Ever had to drag your child to the shops, because you were low on supplies, or because you maybe just needed a change of scenery? Do you dread taking them to the shops, but have no other choice, either because you have no help at home, or your husband is working long hours?
Fear not! Simply follow our simple do’s and don’ts to make the experience that much easier and smoother for you.
The aim is to try make the shopping experience, a time for being together and maybe even make it into a learningexperience and get home in one piece (without forgetting items on your list!)
Do: Make it fun. Let them push the cart, let them race around finding all the items that you need. Sing songs as you are walking around, and make it into a fun number of games such a spotting certain numbers in prices, or even play ‘eye spy’ for specific vegetables
Do: Practise reading the shopping list. If your child is starting to learn to read, use this as a reading opportunity. As you pick out each item, ask them to tick it off.
Do: Ask them what they would like to buy before you head out of the house. The same goes for when you are in the store – involve them in choices. It could be as simple as which yogurt to buy. If you have an older child, ask them to write the list, and if they are younger, try drawing small pictures of the items to help them follow the list.
Don’t: Take the kids to the supermarket when it is super busy – try going in the early morning and avoid public holidays and weekend mornings if possible.
Do: Let them talk to the butcher or fish monger so they understand their food better. Use this as a time to build on their social skills and at the same time persuade them to ask questions about where the food comes from.
Don’t: Go shopping when you know they are hungry! Schedule trips for after mealtime. This will help with reducing impulse purchases and reduces the tantrums if they can’t get their favourite cheese sticks or biscuits.
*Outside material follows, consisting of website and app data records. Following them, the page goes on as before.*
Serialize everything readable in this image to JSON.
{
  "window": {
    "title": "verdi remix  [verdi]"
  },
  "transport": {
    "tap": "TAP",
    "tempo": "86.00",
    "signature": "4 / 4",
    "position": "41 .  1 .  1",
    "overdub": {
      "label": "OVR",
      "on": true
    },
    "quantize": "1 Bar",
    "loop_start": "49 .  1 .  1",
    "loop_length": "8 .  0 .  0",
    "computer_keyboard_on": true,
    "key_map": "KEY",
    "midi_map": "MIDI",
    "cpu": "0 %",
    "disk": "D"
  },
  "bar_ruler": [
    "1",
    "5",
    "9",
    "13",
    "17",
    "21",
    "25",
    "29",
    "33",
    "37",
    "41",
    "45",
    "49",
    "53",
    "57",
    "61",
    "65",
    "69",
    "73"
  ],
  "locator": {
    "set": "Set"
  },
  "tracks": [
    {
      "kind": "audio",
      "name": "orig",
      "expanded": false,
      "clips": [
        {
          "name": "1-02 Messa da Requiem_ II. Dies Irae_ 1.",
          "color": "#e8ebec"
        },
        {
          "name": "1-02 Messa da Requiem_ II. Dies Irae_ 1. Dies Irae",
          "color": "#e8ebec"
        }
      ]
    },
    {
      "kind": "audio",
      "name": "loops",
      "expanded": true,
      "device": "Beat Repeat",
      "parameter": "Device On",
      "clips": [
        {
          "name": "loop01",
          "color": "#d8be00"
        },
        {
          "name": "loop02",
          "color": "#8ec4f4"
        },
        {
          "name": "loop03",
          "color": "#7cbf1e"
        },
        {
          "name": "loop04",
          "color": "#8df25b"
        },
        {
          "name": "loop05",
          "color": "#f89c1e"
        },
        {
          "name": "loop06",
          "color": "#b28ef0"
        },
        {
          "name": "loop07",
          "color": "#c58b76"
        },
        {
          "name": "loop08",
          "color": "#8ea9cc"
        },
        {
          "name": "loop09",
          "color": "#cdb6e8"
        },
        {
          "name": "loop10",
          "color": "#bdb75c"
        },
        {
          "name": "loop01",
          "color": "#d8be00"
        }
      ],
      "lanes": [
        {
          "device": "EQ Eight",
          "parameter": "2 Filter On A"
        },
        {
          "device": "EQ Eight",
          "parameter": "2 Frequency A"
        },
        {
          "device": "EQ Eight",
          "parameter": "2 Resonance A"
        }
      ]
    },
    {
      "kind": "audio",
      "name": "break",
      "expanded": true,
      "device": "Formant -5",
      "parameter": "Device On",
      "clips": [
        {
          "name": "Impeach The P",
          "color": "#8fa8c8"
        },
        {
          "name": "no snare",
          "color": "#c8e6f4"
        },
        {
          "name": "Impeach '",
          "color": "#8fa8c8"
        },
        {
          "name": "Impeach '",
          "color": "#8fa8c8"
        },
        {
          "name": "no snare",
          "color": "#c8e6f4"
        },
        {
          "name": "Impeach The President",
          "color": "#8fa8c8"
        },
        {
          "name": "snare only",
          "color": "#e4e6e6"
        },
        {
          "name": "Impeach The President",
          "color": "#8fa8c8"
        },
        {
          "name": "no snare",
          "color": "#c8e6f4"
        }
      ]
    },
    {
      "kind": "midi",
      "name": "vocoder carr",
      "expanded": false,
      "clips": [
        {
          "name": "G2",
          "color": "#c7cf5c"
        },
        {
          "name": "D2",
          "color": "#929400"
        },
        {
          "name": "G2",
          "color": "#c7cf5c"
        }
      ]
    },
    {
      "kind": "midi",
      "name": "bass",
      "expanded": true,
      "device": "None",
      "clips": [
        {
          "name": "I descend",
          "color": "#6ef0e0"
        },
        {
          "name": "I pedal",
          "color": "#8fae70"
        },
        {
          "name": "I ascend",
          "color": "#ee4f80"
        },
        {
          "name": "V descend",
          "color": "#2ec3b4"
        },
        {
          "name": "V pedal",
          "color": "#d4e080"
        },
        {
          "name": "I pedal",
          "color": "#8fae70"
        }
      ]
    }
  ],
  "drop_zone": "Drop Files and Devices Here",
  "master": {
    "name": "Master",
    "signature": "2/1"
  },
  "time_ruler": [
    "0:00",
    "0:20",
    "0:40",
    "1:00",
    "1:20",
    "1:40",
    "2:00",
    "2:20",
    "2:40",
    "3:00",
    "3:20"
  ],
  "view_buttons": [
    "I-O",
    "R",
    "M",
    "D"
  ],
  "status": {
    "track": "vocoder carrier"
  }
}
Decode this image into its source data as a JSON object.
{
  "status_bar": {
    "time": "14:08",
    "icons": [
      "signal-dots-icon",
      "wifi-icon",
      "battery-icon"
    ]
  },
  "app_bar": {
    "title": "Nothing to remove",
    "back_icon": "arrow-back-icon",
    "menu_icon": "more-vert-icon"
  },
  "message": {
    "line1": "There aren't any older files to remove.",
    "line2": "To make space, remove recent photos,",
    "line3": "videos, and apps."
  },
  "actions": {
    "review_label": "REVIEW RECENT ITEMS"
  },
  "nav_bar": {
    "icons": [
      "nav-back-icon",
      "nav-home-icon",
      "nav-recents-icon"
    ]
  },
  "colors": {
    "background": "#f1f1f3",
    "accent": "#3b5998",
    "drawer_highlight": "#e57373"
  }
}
Do: Play games in the store: this could be as simple as finding the word – Discount/Sale or choosing healthy food for snacks or maybe even making a game of “who can collect the most different types of potatoes within 1 minute”.
Don’t: Rush. If you have a long list of groceries, consider going without them to the shop. If you have some free time and are not in a rush, then take them along and enjoy the experience.
Do: Set expectations before you leave the house or the car, explain to them what is happening. For example, they are not allowed to ask for extra items that are not on the list, or that if they help out and behave they can have a small treat (maybe a new snack bar) at the end of the shopping trip.
Don’t: Expect them to understand all the rules. Teach them patience by standing in line to ask for help nicely and to be respectful.
Have you found anything that helps with your shopping trip? This could also be appropriate for other types of shopping such as clothes shopping. Always try and see the positive side of the outing and enjoy your time together.